At the end of last year, Wesleyan University Press published My Vocabulary Did This to Me: The Collected Poetry of Jack Spicer edited by Peter Gizzi and Kevin Killian. It reprints not only everything in The Collected Books, but also much else. It is just about my favorite book from 2008, a book I read through with the same sort of delight I used to read Philip K. Dick’s novels—a delight bred from the wonder of discovery and surprise, of having the world inside my mind jostled, juggled, and reconfigured.
It is difficult to describe Spicer’s poetry, and offering a sample of it poses nearly insurmountable challenges, because Spicer’s most mature works are all serial poems (hence, the title of the original Collected Books). Here, though, is a poem in the posthumously published Book of Magazine Verse, which included poems labeled as “for” various magazines and newspapers (The Nation, Poetry, The St. Louis Sporting News), though none actually were published in those venues. This is the first of “Four Poems for Ramparts“:
Get those words out of your mouth and into your heart. If there isn’t
A God don’t believe in Him. “Credo
Quia absurdum,” creates wars and pointless loves and was even in Tertullian’s time a heresy. I
see him like a tortoise creeping through a vast desert of unbelief.
“The shadows of love are not the shadows of God.”
This is the second heresy created by the first Piltdown man in Plato’s cave. Either
The fire casts a shadow or it doesn’t.
Red balloons, orange balloons, purple balloons all cast off together into a raining sky.
The sky where men weep for men. And above the sky a moon or an astronaut smiles on
for God or man transformed to distance.
This is the third heresy. Dante
Was the first writer of science-fiction. Beatrice
Shimmering in infinite space.
It’s unlikely that Phil Dick ever read Spicer’s mature poems, but part of me thinks he might have liked this one in particular. “And above the sky a moon or an astronaut smiles on television,” sounds like something out of one of his books, and perhaps he would have been tickled by the idea of Dante as the first SF writer, and perhaps he would have imagined himself, as I have imagined him, out there “shimmering in infinite space” with Dante’s Beatrice and also with Jack Spicer, who might himself have smiled at the idea had he had the chance to show his old friend Phil this poem and some of his others.

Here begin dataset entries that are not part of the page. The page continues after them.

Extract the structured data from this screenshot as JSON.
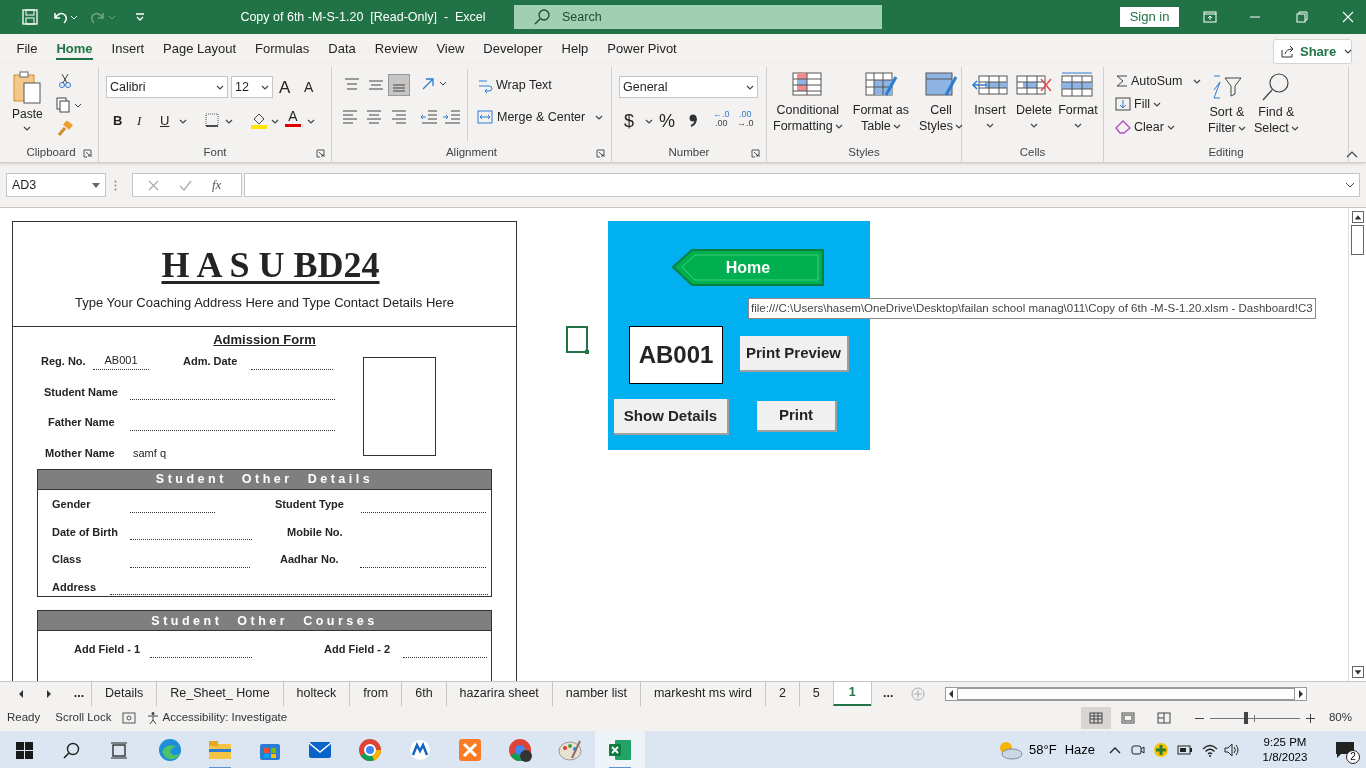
{
  "title_bar": {
    "title": "Copy of 6th -M-S-1.20  [Read-Only]  -  Excel",
    "search": {
      "placeholder": "Search"
    },
    "sign_in": "Sign in"
  },
  "ribbon_tabs": [
    {
      "label": "File",
      "selected": false
    },
    {
      "label": "Home",
      "selected": true
    },
    {
      "label": "Insert",
      "selected": false
    },
    {
      "label": "Page Layout",
      "selected": false
    },
    {
      "label": "Formulas",
      "selected": false
    },
    {
      "label": "Data",
      "selected": false
    },
    {
      "label": "Review",
      "selected": false
    },
    {
      "label": "View",
      "selected": false
    },
    {
      "label": "Developer",
      "selected": false
    },
    {
      "label": "Help",
      "selected": false
    },
    {
      "label": "Power Pivot",
      "selected": false
    }
  ],
  "share": "Share",
  "clipboard": {
    "name": "Clipboard",
    "paste": "Paste"
  },
  "font": {
    "name": "Font",
    "font_name": "Calibri",
    "font_size": "12",
    "grow": "A",
    "shrink": "A",
    "bold": "B",
    "italic": "I",
    "underline": "U",
    "font_color": "A"
  },
  "alignment": {
    "name": "Alignment",
    "wrap_text": "Wrap Text",
    "merge": "Merge & Center"
  },
  "number": {
    "name": "Number",
    "format": "General",
    "currency": "$",
    "percent": "%",
    "decimals": [
      {
        "top": "←.0",
        "bottom": ".00"
      },
      {
        "top": ".00",
        "bottom": "→.0"
      }
    ]
  },
  "styles": {
    "name": "Styles",
    "buttons": [
      {
        "label": "Conditional",
        "label2": "Formatting"
      },
      {
        "label": "Format as",
        "label2": "Table"
      },
      {
        "label": "Cell",
        "label2": "Styles"
      }
    ]
  },
  "cells": {
    "name": "Cells",
    "buttons": [
      "Insert",
      "Delete",
      "Format"
    ]
  },
  "editing": {
    "name": "Editing",
    "autosum": "AutoSum",
    "fill": "Fill",
    "clear": "Clear",
    "sort": {
      "label": "Sort &",
      "label2": "Filter"
    },
    "find": {
      "label": "Find &",
      "label2": "Select"
    }
  },
  "formula_bar": {
    "name_box": "AD3",
    "function_label": "fx"
  },
  "form": {
    "title": "H A S U BD24",
    "subtitle": "Type Your Coaching Address Here and Type Contact Details Here",
    "heading": "Admission Form",
    "fields": [
      {
        "label": "Reg. No.",
        "value": "AB001",
        "blank_line": true
      },
      {
        "label": "Adm. Date",
        "blank_line": true
      },
      {
        "label": "Student Name",
        "blank_line": true
      },
      {
        "label": "Father Name",
        "blank_line": true
      },
      {
        "label": "Mother Name",
        "value": "samf q",
        "blank_line": false
      }
    ],
    "sections": [
      {
        "title": "Student Other Details",
        "fields": [
          {
            "label": "Gender",
            "blank_line": true
          },
          {
            "label": "Student Type",
            "blank_line": true
          },
          {
            "label": "Date of Birth",
            "blank_line": true
          },
          {
            "label": "Mobile No.",
            "blank_line": false
          },
          {
            "label": "Class",
            "blank_line": true
          },
          {
            "label": "Aadhar No.",
            "blank_line": true
          },
          {
            "label": "Address",
            "blank_line": true
          }
        ]
      },
      {
        "title": "Student Other Courses",
        "fields": [
          {
            "label": "Add Field - 1",
            "blank_line": true
          },
          {
            "label": "Add Field - 2",
            "blank_line": true
          }
        ]
      }
    ]
  },
  "dashboard": {
    "home": "Home",
    "reg_no": "AB001",
    "print_preview": "Print Preview",
    "show_details": "Show Details",
    "print": "Print"
  },
  "tooltip": "file:///C:\\Users\\hasem\\OneDrive\\Desktop\\failan school manag\\011\\Copy of 6th -M-S-1.20.xlsm - Dashboard!C3",
  "sheet_tabs": {
    "more_left": "...",
    "more_right": "...",
    "tabs": [
      {
        "label": "Details",
        "selected": false
      },
      {
        "label": "Re_Sheet_ Home",
        "selected": false
      },
      {
        "label": "holteck",
        "selected": false
      },
      {
        "label": "from",
        "selected": false
      },
      {
        "label": "6th",
        "selected": false
      },
      {
        "label": "hazarira sheet",
        "selected": false
      },
      {
        "label": "namber list",
        "selected": false
      },
      {
        "label": "markesht ms wird",
        "selected": false
      },
      {
        "label": "2",
        "selected": false
      },
      {
        "label": "5",
        "selected": false
      },
      {
        "label": "1",
        "selected": true
      }
    ]
  },
  "status_bar": {
    "mode": "Ready",
    "scroll_lock": "Scroll Lock",
    "accessibility": "Accessibility: Investigate",
    "zoom": {
      "label": "80%",
      "level": 0.4
    }
  },
  "taskbar": {
    "temperature": "58°F",
    "weather": "Haze",
    "time": "9:25 PM",
    "date": "1/8/2023",
    "notifications": "2"
  }
}
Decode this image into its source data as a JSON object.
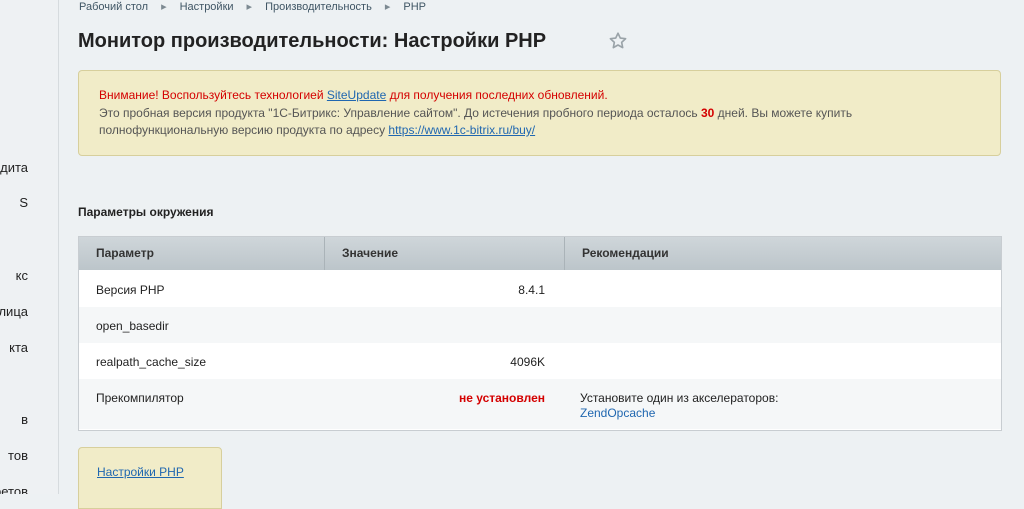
{
  "sidebar": {
    "items": [
      "дита",
      "S",
      "кс",
      "лица",
      "кта",
      "в",
      "тов",
      "ретов"
    ]
  },
  "breadcrumb": [
    "Рабочий стол",
    "Настройки",
    "Производительность",
    "PHP"
  ],
  "page": {
    "title": "Монитор производительности: Настройки PHP",
    "star_icon": "star-icon"
  },
  "notice": {
    "line1_prefix": "Внимание! Воспользуйтесь технологией ",
    "line1_link": "SiteUpdate",
    "line1_suffix": " для получения последних обновлений.",
    "line2_prefix": "Это пробная версия продукта \"1С-Битрикс: Управление сайтом\". До истечения пробного периода осталось ",
    "days": "30",
    "line2_suffix": " дней. Вы можете купить",
    "line3_prefix": "полнофункциональную версию продукта по адресу ",
    "line3_link": "https://www.1c-bitrix.ru/buy/",
    "colors": {
      "warning": "#d40000",
      "link": "#2067b0",
      "background": "#f1ecc8"
    }
  },
  "section": {
    "title": "Параметры окружения"
  },
  "table": {
    "headers": [
      "Параметр",
      "Значение",
      "Рекомендации"
    ],
    "rows": [
      {
        "param": "Версия PHP",
        "value": "8.4.1",
        "recommendation": ""
      },
      {
        "param": "open_basedir",
        "value": "",
        "recommendation": ""
      },
      {
        "param": "realpath_cache_size",
        "value": "4096K",
        "recommendation": ""
      },
      {
        "param": "Прекомпилятор",
        "value": "не установлен",
        "recommendation": "Установите один из акселераторов:",
        "recommendation_link": "ZendOpcache"
      }
    ]
  },
  "tabs": {
    "php_settings": "Настройки PHP"
  }
}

The two men could have had a fine chat later in life, especially if Spicer had not drunk himself into death at age 40. Had he lived into the ’70s, Spicer could have shared his idea of “the Outside” with Dick, whose own idea of the “Vast Active Living Intelligence System” was its cousin. They could remember back to the days on McKinley Street when they were just ambitious kids wondering who they really were and hoping to make some mark on the world, hoping that life might allow them some interesting turns. Perhaps they would chuckle at that idea and smile and say, simultaneously I’m sure: “Careful what you wish for!”
And then they would have said goodbye, maybe with a friendly hug, and promised to keep in better touch, though both knew they would fail at that, and they would have headed their separate ways, into the history of the peculiar America they both chronicled so well.